▶ _Problem requirements_: Your answer should hold each line of the material that contains the word "Herbarium".

▶ _Information provided_:
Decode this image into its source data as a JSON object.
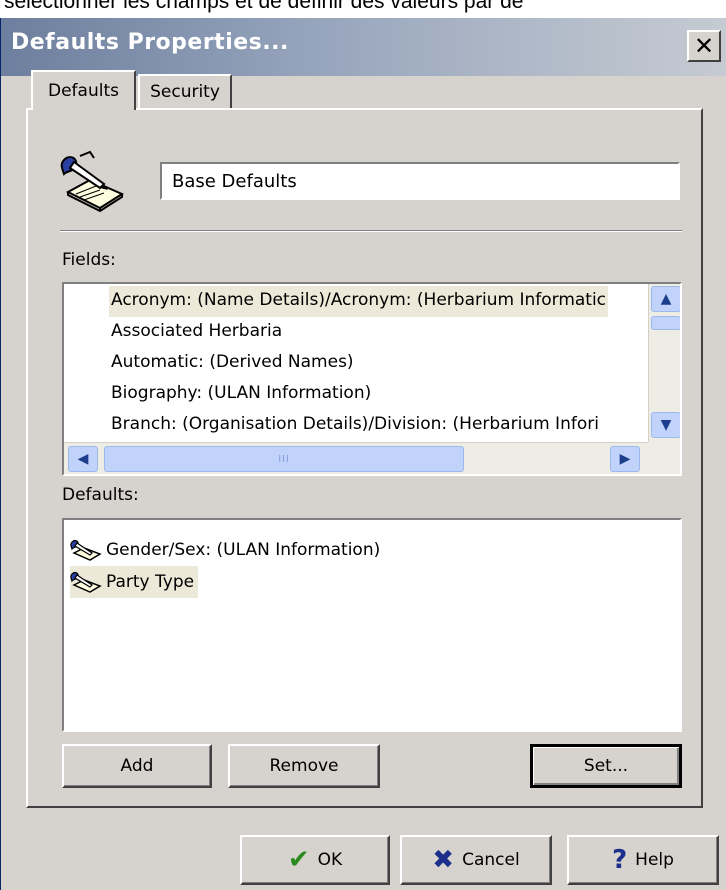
{
  "caption": "sélectionner les champs et de définir des valeurs par dé",
  "window": {
    "title": "Defaults Properties...",
    "close_glyph": "✕"
  },
  "tabs": [
    {
      "label": "Defaults",
      "active": true
    },
    {
      "label": "Security",
      "active": false
    }
  ],
  "profile": {
    "icon": "pen-writing-icon",
    "name_value": "Base Defaults"
  },
  "fields": {
    "label": "Fields:",
    "items": [
      {
        "label": "Acronym: (Name Details)/Acronym: (Herbarium Informatic",
        "selected": true
      },
      {
        "label": "Associated Herbaria",
        "selected": false
      },
      {
        "label": "Automatic: (Derived Names)",
        "selected": false
      },
      {
        "label": "Biography: (ULAN Information)",
        "selected": false
      },
      {
        "label": "Branch: (Organisation Details)/Division: (Herbarium Infori",
        "selected": false
      }
    ],
    "scroll": {
      "up": "▲",
      "down": "▼",
      "left": "◀",
      "right": "▶",
      "grip": "III"
    }
  },
  "defaults": {
    "label": "Defaults:",
    "items": [
      {
        "label": "Gender/Sex: (ULAN Information)",
        "icon": "pen-writing-icon",
        "selected": false
      },
      {
        "label": "Party Type",
        "icon": "pen-writing-icon",
        "selected": true
      }
    ]
  },
  "buttons": {
    "add": "Add",
    "remove": "Remove",
    "set": "Set...",
    "ok": "OK",
    "cancel": "Cancel",
    "help": "Help"
  },
  "colors": {
    "ok_check": "#2a8a1e",
    "cancel_x": "#1c2f8c",
    "help_q": "#1c2f8c"
  }
}
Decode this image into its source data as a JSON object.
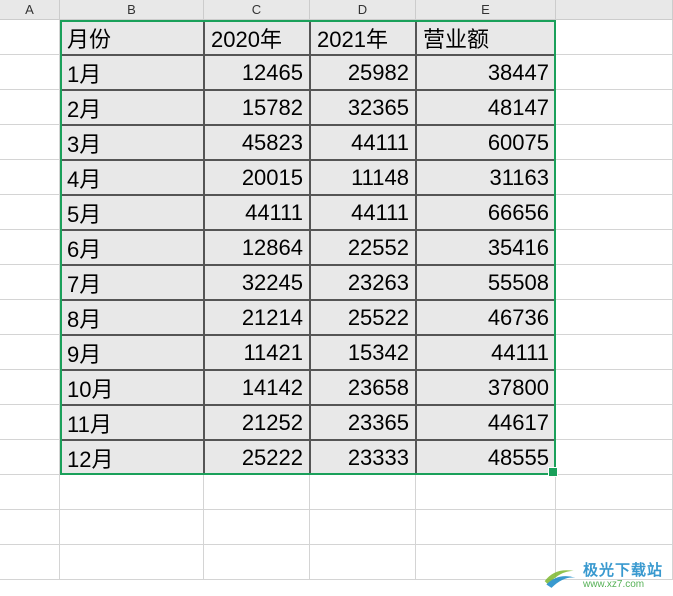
{
  "columns": {
    "A": "A",
    "B": "B",
    "C": "C",
    "D": "D",
    "E": "E"
  },
  "chart_data": {
    "type": "table",
    "title": "",
    "columns": [
      "月份",
      "2020年",
      "2021年",
      "营业额"
    ],
    "rows": [
      [
        "1月",
        12465,
        25982,
        38447
      ],
      [
        "2月",
        15782,
        32365,
        48147
      ],
      [
        "3月",
        45823,
        44111,
        60075
      ],
      [
        "4月",
        20015,
        11148,
        31163
      ],
      [
        "5月",
        44111,
        44111,
        66656
      ],
      [
        "6月",
        12864,
        22552,
        35416
      ],
      [
        "7月",
        32245,
        23263,
        55508
      ],
      [
        "8月",
        21214,
        25522,
        46736
      ],
      [
        "9月",
        11421,
        15342,
        44111
      ],
      [
        "10月",
        14142,
        23658,
        37800
      ],
      [
        "11月",
        21252,
        23365,
        44617
      ],
      [
        "12月",
        25222,
        23333,
        48555
      ]
    ]
  },
  "header": {
    "b": "月份",
    "c": "2020年",
    "d": "2021年",
    "e": "营业额"
  },
  "r1": {
    "b": "1月",
    "c": "12465",
    "d": "25982",
    "e": "38447"
  },
  "r2": {
    "b": "2月",
    "c": "15782",
    "d": "32365",
    "e": "48147"
  },
  "r3": {
    "b": "3月",
    "c": "45823",
    "d": "44111",
    "e": "60075"
  },
  "r4": {
    "b": "4月",
    "c": "20015",
    "d": "11148",
    "e": "31163"
  },
  "r5": {
    "b": "5月",
    "c": "44111",
    "d": "44111",
    "e": "66656"
  },
  "r6": {
    "b": "6月",
    "c": "12864",
    "d": "22552",
    "e": "35416"
  },
  "r7": {
    "b": "7月",
    "c": "32245",
    "d": "23263",
    "e": "55508"
  },
  "r8": {
    "b": "8月",
    "c": "21214",
    "d": "25522",
    "e": "46736"
  },
  "r9": {
    "b": "9月",
    "c": "11421",
    "d": "15342",
    "e": "44111"
  },
  "r10": {
    "b": "10月",
    "c": "14142",
    "d": "23658",
    "e": "37800"
  },
  "r11": {
    "b": "11月",
    "c": "21252",
    "d": "23365",
    "e": "44617"
  },
  "r12": {
    "b": "12月",
    "c": "25222",
    "d": "23333",
    "e": "48555"
  },
  "watermark": {
    "line1": "极光下载站",
    "line2": "www.xz7.com"
  },
  "colors": {
    "selection": "#1aa05a",
    "cellFill": "#e8e8e8"
  }
}
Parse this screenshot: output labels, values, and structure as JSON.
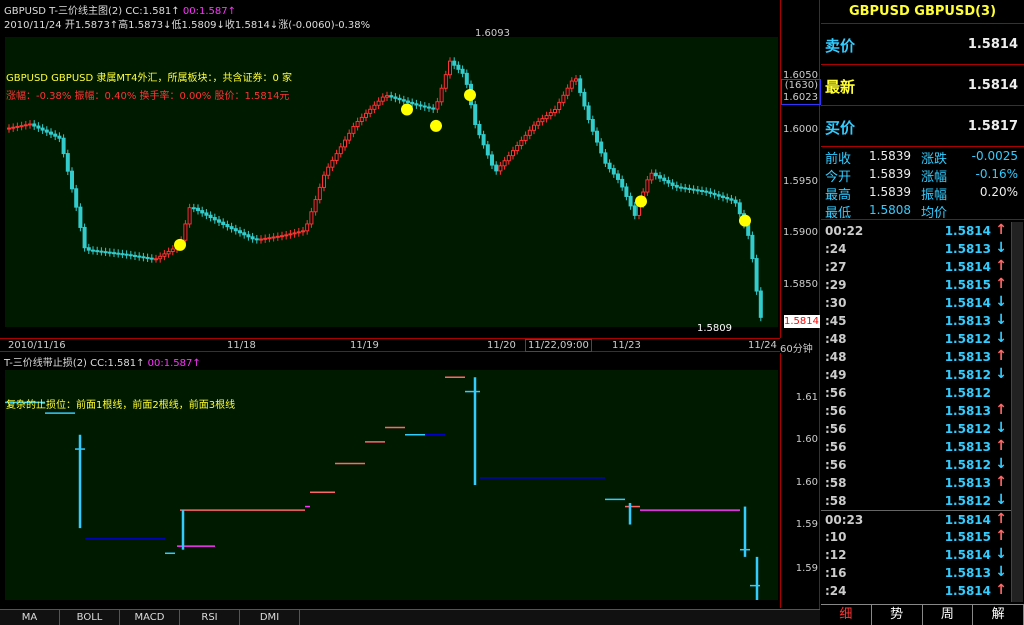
{
  "main": {
    "title": "GBPUSD T-三价线主图(2) CC:1.581↑",
    "title_cc2": "00:1.587↑",
    "ohlc": "2010/11/24 开1.5873↑高1.5873↓低1.5809↓收1.5814↓涨(-0.0060)-0.38%",
    "info_line": "GBPUSD GBPUSD 隶属MT4外汇，所属板块：，共含证券：0 家",
    "info_line2": "涨幅：-0.38% 振幅：0.40% 换手率：0.00% 股价：1.5814元",
    "high_label": "1.6093",
    "low_label": "1.5809",
    "y_ticks": [
      "1.6050",
      "1.6000",
      "1.5950",
      "1.5900",
      "1.5850"
    ],
    "y_box_top": "(1630)",
    "y_box_price": "1.6023",
    "y_current": "1.5814",
    "x_labels": [
      "2010/11/16",
      "11/18",
      "11/19",
      "11/20",
      "11/22,09:00",
      "11/23",
      "11/24"
    ],
    "period": "60分钟"
  },
  "sub": {
    "title": "T-三价线带止损(2) CC:1.581↑",
    "title_cc2": "00:1.587↑",
    "note": "复杂的止损位：前面1根线，前面2根线，前面3根线",
    "y_ticks": [
      "1.61",
      "1.60",
      "1.60",
      "1.59",
      "1.59"
    ]
  },
  "tabs": [
    "MA",
    "BOLL",
    "MACD",
    "RSI",
    "DMI"
  ],
  "right": {
    "title": "GBPUSD GBPUSD(3)",
    "sell_label": "卖价",
    "sell_val": "1.5814",
    "last_label": "最新",
    "last_val": "1.5814",
    "buy_label": "买价",
    "buy_val": "1.5817",
    "stats": [
      {
        "label": "前收",
        "value": "1.5839",
        "label2": "涨跌",
        "value2": "-0.0025"
      },
      {
        "label": "今开",
        "value": "1.5839",
        "label2": "涨幅",
        "value2": "-0.16%"
      },
      {
        "label": "最高",
        "value": "1.5839",
        "label2": "振幅",
        "value2": "0.20%"
      },
      {
        "label": "最低",
        "value": "1.5808",
        "label2": "均价",
        "value2": ""
      }
    ],
    "ticks": [
      {
        "t": "00:22",
        "p": "1.5814",
        "d": "up"
      },
      {
        "t": ":24",
        "p": "1.5813",
        "d": "down"
      },
      {
        "t": ":27",
        "p": "1.5814",
        "d": "up"
      },
      {
        "t": ":29",
        "p": "1.5815",
        "d": "up"
      },
      {
        "t": ":30",
        "p": "1.5814",
        "d": "down"
      },
      {
        "t": ":45",
        "p": "1.5813",
        "d": "down"
      },
      {
        "t": ":48",
        "p": "1.5812",
        "d": "down"
      },
      {
        "t": ":48",
        "p": "1.5813",
        "d": "up"
      },
      {
        "t": ":49",
        "p": "1.5812",
        "d": "down"
      },
      {
        "t": ":56",
        "p": "1.5812",
        "d": ""
      },
      {
        "t": ":56",
        "p": "1.5813",
        "d": "up"
      },
      {
        "t": ":56",
        "p": "1.5812",
        "d": "down"
      },
      {
        "t": ":56",
        "p": "1.5813",
        "d": "up"
      },
      {
        "t": ":56",
        "p": "1.5812",
        "d": "down"
      },
      {
        "t": ":58",
        "p": "1.5813",
        "d": "up"
      },
      {
        "t": ":58",
        "p": "1.5812",
        "d": "down"
      },
      {
        "t": "00:23",
        "p": "1.5814",
        "d": "up"
      },
      {
        "t": ":10",
        "p": "1.5815",
        "d": "up"
      },
      {
        "t": ":12",
        "p": "1.5814",
        "d": "down"
      },
      {
        "t": ":16",
        "p": "1.5813",
        "d": "down"
      },
      {
        "t": ":24",
        "p": "1.5814",
        "d": "up"
      }
    ],
    "tabs": [
      "细",
      "势",
      "周",
      "解"
    ]
  },
  "colors": {
    "up": "#ff3333",
    "down": "#33cccc",
    "frame": "#aa0000",
    "plot_bg": "#001a00"
  }
}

▶ _Final answer_:
        "label": "Acronym: (Name Details)/Acronym: (Herbarium Informatic",
        "label": "Branch: (Organisation Details)/Division: (Herbarium Infori",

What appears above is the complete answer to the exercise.